Making hay while the sun shines!

Tuesday 19th July 2016

The Wildlife Trust for Birmingham and the Black Country had just one day to create a host of new wildflower meadows.

The Trust has created more than 40 meadows in Birmingham and the Black Country over the last four years. These have been a great success with four species of orchid and many other wildflowers appearing in these meadows. This year, 11 new meadows have been created in places such as Highbury Park, Birmingham, and Bantock Park, Wolverhampton.

Seed-rich hay was brought from nearby “donor site” Eades Meadow, which is managed by Worcestershire Wildlife Trust and is an established and ancient meadow with a rich mix of wildflowers. To ensure the seeds reach their destination while they were still fresh, this hay had to be cut, transported and strewn by volunteers on the new meadow sites all in one day in July.

This meadow creation is again being done through the Birmingham and Black Country Nature Improvement Area, led by The Wildlife Trust for Birmingham and the Black Country. After the fantastic successes of the first three years of this project, The Trust has been given £300,000 by Esmee Fairbairn Foundation to continue this work.

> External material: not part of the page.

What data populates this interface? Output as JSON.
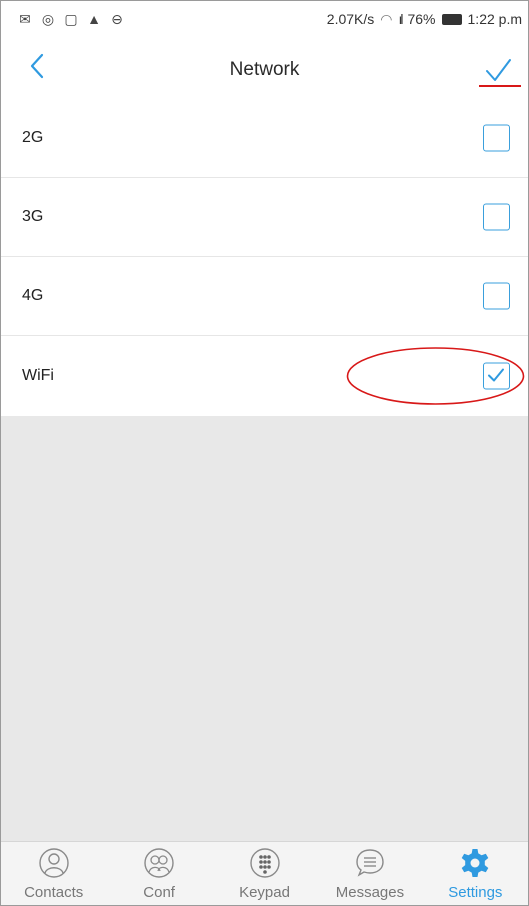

Simon Atkinson, Nature Improvement Area Programme Manager for The Wildlife Trust for Birmingham and the Black Country, said: “Building on last year’s work is vital to ensure we have an even bigger network of sites with these remarkable wildflowers that are a feast both to the eye and to all kinds of animals who will thrive on them.

“The Nature Improvement Area is focused on creating as many special sites that are rich in wildlife as possible, so that everyone in Birmingham and the Black Country will have one near where they live. We want people to be proud of the places where they live and enjoy them as spaces to see wonderful plants and animals whilst still in an urban environment.”